Interface dataset entries
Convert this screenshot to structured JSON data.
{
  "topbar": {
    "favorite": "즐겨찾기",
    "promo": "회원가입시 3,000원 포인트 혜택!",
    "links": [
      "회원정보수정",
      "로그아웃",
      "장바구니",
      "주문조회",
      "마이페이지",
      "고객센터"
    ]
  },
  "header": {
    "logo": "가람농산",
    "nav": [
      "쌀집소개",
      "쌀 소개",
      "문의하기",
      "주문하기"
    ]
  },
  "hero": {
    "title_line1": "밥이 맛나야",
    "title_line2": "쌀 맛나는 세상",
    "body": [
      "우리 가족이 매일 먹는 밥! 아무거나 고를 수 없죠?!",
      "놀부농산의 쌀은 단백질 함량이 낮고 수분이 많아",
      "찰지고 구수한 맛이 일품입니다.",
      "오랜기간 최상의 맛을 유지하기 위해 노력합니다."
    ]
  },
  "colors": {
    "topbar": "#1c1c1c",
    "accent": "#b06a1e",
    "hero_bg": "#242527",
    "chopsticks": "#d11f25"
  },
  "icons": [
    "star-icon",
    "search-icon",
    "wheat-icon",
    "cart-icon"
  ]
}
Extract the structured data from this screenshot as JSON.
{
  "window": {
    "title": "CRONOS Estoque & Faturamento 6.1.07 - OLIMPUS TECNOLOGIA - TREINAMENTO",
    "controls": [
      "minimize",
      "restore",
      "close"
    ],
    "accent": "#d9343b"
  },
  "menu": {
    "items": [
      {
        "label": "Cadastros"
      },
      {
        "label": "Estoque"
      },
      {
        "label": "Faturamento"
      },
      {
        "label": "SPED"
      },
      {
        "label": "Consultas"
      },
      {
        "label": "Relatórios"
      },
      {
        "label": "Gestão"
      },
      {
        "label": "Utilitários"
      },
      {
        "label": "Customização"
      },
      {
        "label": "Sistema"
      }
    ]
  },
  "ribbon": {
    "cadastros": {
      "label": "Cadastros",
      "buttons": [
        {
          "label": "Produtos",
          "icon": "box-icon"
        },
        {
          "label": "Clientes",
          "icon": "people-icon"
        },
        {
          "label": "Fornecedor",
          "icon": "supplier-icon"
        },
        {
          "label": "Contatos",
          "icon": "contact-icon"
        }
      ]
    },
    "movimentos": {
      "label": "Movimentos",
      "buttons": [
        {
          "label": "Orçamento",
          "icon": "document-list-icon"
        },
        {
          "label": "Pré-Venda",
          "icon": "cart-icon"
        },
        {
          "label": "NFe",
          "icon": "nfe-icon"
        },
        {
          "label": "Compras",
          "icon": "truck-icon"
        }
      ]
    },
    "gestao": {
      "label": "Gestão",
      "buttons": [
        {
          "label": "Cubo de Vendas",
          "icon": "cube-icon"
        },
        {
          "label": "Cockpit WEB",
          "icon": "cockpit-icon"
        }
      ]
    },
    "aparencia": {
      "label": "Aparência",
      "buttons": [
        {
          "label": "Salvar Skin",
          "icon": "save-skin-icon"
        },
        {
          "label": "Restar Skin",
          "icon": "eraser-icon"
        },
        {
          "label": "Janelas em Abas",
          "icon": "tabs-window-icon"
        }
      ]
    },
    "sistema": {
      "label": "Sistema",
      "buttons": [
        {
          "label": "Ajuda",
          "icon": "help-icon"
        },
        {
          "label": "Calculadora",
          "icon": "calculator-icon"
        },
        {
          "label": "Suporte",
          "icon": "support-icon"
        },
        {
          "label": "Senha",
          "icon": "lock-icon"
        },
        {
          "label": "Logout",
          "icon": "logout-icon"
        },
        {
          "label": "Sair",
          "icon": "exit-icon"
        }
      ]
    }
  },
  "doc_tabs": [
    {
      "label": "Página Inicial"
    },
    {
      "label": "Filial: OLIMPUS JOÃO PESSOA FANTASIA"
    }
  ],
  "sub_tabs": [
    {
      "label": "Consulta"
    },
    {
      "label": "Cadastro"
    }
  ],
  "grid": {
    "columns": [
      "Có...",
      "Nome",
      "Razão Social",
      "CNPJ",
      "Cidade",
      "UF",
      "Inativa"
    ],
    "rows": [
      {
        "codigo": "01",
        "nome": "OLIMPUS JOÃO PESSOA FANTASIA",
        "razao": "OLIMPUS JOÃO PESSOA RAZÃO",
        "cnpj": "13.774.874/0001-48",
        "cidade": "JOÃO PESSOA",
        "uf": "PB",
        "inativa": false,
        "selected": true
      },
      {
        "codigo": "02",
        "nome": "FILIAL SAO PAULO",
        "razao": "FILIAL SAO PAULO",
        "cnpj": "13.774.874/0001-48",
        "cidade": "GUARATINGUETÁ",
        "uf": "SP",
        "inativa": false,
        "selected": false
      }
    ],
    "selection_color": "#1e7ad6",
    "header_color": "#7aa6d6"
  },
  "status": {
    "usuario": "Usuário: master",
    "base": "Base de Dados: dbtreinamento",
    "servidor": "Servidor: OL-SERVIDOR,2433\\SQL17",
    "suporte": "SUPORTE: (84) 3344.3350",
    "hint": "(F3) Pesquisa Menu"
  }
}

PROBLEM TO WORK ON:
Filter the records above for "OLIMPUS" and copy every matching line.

ANSWER SPACE:
    "title": "CRONOS Estoque & Faturamento 6.1.07 - OLIMPUS TECNOLOGIA - TREINAMENTO",
      "label": "Filial: OLIMPUS JOÃO PESSOA FANTASIA"
        "nome": "OLIMPUS JOÃO PESSOA FANTASIA",
        "razao": "OLIMPUS JOÃO PESSOA RAZÃO",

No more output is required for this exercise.